Input records Start Marker

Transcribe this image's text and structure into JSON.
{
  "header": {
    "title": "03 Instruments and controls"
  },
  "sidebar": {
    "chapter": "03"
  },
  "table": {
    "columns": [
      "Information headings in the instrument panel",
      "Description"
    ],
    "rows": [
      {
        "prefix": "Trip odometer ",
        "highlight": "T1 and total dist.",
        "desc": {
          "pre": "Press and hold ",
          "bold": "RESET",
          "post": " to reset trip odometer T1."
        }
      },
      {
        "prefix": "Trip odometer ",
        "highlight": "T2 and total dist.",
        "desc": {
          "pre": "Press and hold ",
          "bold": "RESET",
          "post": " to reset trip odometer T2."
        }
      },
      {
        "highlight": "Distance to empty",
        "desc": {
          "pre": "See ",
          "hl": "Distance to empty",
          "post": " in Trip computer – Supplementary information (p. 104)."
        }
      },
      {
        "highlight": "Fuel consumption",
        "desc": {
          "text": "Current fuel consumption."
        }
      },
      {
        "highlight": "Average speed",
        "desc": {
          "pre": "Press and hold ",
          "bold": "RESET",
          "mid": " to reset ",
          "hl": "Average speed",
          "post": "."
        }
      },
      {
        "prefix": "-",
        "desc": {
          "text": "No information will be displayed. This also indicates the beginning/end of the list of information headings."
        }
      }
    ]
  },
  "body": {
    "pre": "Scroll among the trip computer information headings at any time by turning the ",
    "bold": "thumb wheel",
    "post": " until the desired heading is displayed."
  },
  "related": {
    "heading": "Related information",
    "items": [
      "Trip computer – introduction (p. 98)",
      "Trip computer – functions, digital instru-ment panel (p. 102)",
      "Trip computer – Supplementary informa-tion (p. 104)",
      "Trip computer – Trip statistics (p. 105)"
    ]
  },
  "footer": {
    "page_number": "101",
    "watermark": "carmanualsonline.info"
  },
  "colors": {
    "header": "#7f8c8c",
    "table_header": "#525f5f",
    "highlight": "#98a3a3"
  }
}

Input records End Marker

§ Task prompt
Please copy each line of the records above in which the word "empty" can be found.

§ Answer section
        "highlight": "Distance to empty",
          "hl": "Distance to empty",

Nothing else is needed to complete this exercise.